• What you should do:
Each line of the records containing "Profile" is to be copied out and returned.

• Data to use:
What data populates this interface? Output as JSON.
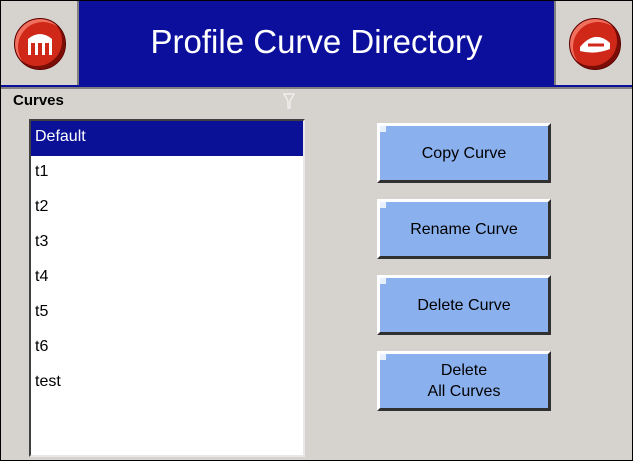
{
  "header": {
    "title": "Profile Curve Directory",
    "left_icon": "building-icon",
    "right_icon": "exit-icon"
  },
  "curves": {
    "label": "Curves",
    "items": [
      "Default",
      "t1",
      "t2",
      "t3",
      "t4",
      "t5",
      "t6",
      "test"
    ],
    "selected": "Default"
  },
  "actions": {
    "copy": "Copy Curve",
    "rename": "Rename Curve",
    "delete": "Delete Curve",
    "delete_all": "Delete\nAll Curves"
  },
  "colors": {
    "title_bar": "#0b0f9c",
    "button": "#8ab0ee",
    "selection": "#0a1196",
    "icon_red": "#d02818"
  }
}
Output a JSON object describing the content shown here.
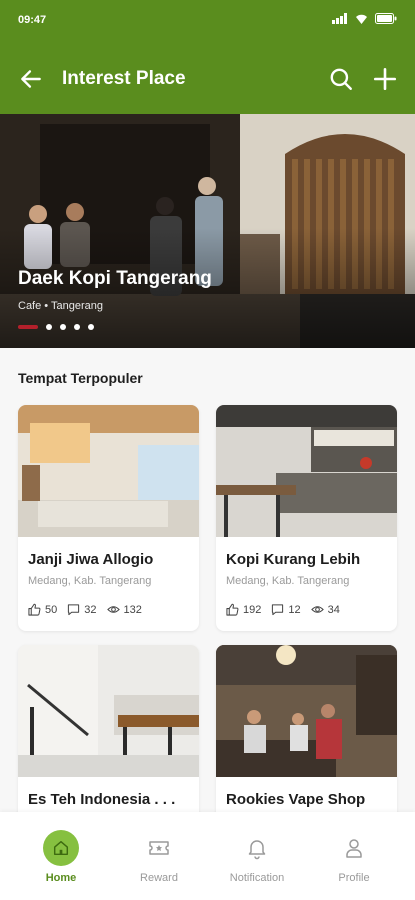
{
  "status_bar": {
    "time": "09:47"
  },
  "app_bar": {
    "title": "Interest Place"
  },
  "hero": {
    "name": "Daek Kopi Tangerang",
    "meta": "Cafe • Tangerang",
    "slide_count": 5,
    "active_index": 0
  },
  "section": {
    "title": "Tempat Terpopuler"
  },
  "places": [
    {
      "name": "Janji Jiwa Allogio",
      "location": "Medang, Kab. Tangerang",
      "likes": "50",
      "comments": "32",
      "views": "132"
    },
    {
      "name": "Kopi Kurang Lebih",
      "location": "Medang, Kab. Tangerang",
      "likes": "192",
      "comments": "12",
      "views": "34"
    },
    {
      "name": "Es Teh Indonesia . . .",
      "location": "",
      "likes": "",
      "comments": "",
      "views": ""
    },
    {
      "name": "Rookies Vape Shop",
      "location": "",
      "likes": "",
      "comments": "",
      "views": ""
    }
  ],
  "bottom_nav": [
    {
      "label": "Home",
      "icon": "home-icon",
      "active": true
    },
    {
      "label": "Reward",
      "icon": "ticket-icon",
      "active": false
    },
    {
      "label": "Notification",
      "icon": "bell-icon",
      "active": false
    },
    {
      "label": "Profile",
      "icon": "user-icon",
      "active": false
    }
  ],
  "colors": {
    "primary": "#5a8d1e",
    "active_tab": "#86c040",
    "slider_active": "#b3202b"
  }
}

• Expected answer:
    "title": "Profile Curve Directory",
      "label": "Profile",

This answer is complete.